To cope with the problem Russia decided to create an oil benchmark that will be traded on the St. Petersburg International Mercantile Exchange (SPIMEX) to make domestic-produced oil grades more liquid and expensive.
According to St. Petersburg International Mercantile Exchange (SPIMEX) Executive Vice President Mikhail Temnichenko, it is expected that SPIMEX will start trading deliverable Urals futures in November, 2016.
Meanwhile, "the wait for China's first oil futures contract in more than 20 years isn't over yet," Bloomberg wrote in November 2015 and throughout 2016 the wait continued.
Jalife-Rahme narrates that China has long been seeking to diminish its oil price dependence on the New-York and London Stock Exchanges. Back in 1993 the Chinese government introduced its first domestic crude contract but it halted it a year later due to an overhaul of its energy industry.
Why does Beijing hesitate to start its oil futures contract now?
According to the professor, the crux of the matter is that China's dramatic economic growth prompts serious concerns in the West, particularly in Washington.
China's plan to strengthen the positions of the yuan (renminbi) as an alternative reserve currency has not received praise from the US financial elite, and with reason: the American financial superiority depends on the dollar's dominance.
After the IMF gave its nod to the yuan's inclusion in the basket of reserve currencies in November 2015, the clouds continued to gather on Beijing's horizon.
Jalife-Rahme calls attention to the fact that in the course of the latest financial clash between the dollar and the yuan, China waved good-bye to $100 billion of its currency reserves. It was a tangible blow for Beijing, although China's reserves remain one of the largest in the world.
The currency war has made Beijing more cautious, according to the professor. Apparently, therefore, the Chinese leadership decided to postpone its oil contract launch that could be seen by the US financial establishment as a new challenge to the dollar.
"Taking another step toward increasing transparency in its massive foreign exchange market and internationalizing the yuan, China announced Friday it had given approval to the first batch of foreign commercial banks that want to directly trade in the currency," International Business Time reported last week.
At the same time experts insist that Beijing will sooner or later start crude futures as the Chinese need more influence in oil pricing.
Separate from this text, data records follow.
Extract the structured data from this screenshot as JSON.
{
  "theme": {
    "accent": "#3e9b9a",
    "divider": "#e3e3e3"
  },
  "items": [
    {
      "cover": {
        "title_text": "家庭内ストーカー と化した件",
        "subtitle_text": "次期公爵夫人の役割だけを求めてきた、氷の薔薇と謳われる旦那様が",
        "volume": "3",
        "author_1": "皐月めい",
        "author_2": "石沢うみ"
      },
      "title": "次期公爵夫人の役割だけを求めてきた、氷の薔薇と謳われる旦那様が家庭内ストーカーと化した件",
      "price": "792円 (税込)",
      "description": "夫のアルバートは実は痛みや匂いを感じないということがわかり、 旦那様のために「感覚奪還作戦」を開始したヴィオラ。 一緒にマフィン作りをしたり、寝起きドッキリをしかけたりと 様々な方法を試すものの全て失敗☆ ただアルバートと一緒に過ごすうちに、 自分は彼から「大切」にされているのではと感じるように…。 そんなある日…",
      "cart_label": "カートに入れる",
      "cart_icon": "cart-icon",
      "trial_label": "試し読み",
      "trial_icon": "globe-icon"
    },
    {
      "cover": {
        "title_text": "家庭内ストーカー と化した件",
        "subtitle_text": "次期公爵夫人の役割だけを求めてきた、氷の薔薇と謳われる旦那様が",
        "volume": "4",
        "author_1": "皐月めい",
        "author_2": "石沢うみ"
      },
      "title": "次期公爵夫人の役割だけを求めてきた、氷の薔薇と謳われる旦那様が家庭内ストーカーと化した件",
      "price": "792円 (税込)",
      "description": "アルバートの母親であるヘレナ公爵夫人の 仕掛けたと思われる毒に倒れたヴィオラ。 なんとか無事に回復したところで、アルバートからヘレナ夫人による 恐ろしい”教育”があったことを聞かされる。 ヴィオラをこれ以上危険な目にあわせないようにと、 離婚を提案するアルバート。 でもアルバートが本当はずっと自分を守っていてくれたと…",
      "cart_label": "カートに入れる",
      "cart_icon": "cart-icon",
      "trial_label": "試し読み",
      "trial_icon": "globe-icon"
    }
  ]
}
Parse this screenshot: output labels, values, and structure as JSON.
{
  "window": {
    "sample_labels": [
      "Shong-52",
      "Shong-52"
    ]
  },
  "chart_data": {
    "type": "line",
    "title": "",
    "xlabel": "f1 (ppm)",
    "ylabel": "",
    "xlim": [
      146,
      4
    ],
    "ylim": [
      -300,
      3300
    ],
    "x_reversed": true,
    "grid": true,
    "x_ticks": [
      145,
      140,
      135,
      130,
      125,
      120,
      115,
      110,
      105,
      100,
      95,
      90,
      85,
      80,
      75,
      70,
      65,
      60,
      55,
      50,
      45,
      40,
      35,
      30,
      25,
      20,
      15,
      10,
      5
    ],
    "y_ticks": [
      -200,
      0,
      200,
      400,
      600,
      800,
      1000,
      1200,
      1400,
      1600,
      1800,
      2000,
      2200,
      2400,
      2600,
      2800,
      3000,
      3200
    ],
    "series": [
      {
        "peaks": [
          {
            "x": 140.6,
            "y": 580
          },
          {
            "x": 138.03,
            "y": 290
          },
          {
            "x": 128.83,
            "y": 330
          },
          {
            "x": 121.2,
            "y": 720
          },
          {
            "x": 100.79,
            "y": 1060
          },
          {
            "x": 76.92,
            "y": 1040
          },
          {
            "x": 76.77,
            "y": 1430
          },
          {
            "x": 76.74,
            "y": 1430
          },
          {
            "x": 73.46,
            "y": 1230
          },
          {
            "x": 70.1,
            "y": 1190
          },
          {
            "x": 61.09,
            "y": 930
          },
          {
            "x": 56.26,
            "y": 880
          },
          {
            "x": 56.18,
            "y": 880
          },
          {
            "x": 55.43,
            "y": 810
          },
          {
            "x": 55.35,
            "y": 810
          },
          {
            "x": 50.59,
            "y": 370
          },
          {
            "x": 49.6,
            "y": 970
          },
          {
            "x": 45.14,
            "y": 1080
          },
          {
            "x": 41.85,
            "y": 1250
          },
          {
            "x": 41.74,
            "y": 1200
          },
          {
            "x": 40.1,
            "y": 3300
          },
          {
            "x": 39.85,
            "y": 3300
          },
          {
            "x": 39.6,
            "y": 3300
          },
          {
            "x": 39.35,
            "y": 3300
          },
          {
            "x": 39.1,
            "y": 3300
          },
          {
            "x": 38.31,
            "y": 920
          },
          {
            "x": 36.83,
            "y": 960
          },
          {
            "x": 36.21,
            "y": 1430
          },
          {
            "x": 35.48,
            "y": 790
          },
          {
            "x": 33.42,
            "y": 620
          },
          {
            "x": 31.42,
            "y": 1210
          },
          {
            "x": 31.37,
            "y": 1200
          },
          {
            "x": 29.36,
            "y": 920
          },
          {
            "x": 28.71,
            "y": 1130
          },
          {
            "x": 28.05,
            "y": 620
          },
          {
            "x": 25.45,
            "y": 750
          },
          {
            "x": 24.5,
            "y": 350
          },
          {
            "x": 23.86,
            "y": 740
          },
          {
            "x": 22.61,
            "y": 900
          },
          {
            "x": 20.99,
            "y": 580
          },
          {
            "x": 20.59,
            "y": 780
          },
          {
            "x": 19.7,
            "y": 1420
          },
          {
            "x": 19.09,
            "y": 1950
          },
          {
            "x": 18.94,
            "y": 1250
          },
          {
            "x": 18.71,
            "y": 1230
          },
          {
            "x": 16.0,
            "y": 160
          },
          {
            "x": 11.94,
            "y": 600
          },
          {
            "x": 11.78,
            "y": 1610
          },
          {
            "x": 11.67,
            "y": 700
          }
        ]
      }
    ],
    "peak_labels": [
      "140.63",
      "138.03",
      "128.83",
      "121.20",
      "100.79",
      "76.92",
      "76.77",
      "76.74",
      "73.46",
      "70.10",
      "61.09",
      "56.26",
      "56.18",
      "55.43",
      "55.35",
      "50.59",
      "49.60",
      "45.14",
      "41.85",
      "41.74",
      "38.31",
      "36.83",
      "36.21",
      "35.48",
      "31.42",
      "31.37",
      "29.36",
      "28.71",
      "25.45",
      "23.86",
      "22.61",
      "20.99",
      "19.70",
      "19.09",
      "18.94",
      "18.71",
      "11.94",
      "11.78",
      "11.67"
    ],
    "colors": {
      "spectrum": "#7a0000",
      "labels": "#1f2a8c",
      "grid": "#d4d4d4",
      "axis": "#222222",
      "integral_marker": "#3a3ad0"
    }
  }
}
And there is yet another argument in favor of this stance: the country is not only an oil consumer but it is one of the world's five largest crude producers with 32 billion barrels of potential shale oil reserves, according to the Energy Information Administration (EIA).
In this context Barack Obama's decision to lift the US' arms embargo on Vietnam, one of China's closest neighbors looks especially sinister, according to Jalife-Rahme.